§ **Excerpts from an interface dataset**:
• • •

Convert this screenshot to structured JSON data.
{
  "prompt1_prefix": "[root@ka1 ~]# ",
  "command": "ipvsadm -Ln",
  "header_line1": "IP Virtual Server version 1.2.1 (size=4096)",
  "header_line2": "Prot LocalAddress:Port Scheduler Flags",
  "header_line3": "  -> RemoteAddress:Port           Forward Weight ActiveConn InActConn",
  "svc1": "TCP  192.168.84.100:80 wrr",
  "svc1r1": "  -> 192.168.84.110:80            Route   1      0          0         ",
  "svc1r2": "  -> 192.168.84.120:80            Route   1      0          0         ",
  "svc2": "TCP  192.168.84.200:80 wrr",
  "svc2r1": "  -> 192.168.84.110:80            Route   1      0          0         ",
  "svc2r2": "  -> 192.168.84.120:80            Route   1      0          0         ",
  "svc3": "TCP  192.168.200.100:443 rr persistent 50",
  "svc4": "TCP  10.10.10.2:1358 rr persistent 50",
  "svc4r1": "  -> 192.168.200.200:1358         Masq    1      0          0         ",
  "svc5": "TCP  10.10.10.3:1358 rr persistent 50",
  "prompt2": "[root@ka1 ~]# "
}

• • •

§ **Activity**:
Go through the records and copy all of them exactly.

§ **Solution for this problem**:
Convert this screenshot to structured JSON data.
{
  "prompt1_prefix": "[root@ka1 ~]# ",
  "command": "ipvsadm -Ln",
  "header_line1": "IP Virtual Server version 1.2.1 (size=4096)",
  "header_line2": "Prot LocalAddress:Port Scheduler Flags",
  "header_line3": "  -> RemoteAddress:Port           Forward Weight ActiveConn InActConn",
  "svc1": "TCP  192.168.84.100:80 wrr",
  "svc1r1": "  -> 192.168.84.110:80            Route   1      0          0         ",
  "svc1r2": "  -> 192.168.84.120:80            Route   1      0          0         ",
  "svc2": "TCP  192.168.84.200:80 wrr",
  "svc2r1": "  -> 192.168.84.110:80            Route   1      0          0         ",
  "svc2r2": "  -> 192.168.84.120:80            Route   1      0          0         ",
  "svc3": "TCP  192.168.200.100:443 rr persistent 50",
  "svc4": "TCP  10.10.10.2:1358 rr persistent 50",
  "svc4r1": "  -> 192.168.200.200:1358         Masq    1      0          0         ",
  "svc5": "TCP  10.10.10.3:1358 rr persistent 50",
  "prompt2": "[root@ka1 ~]# "
}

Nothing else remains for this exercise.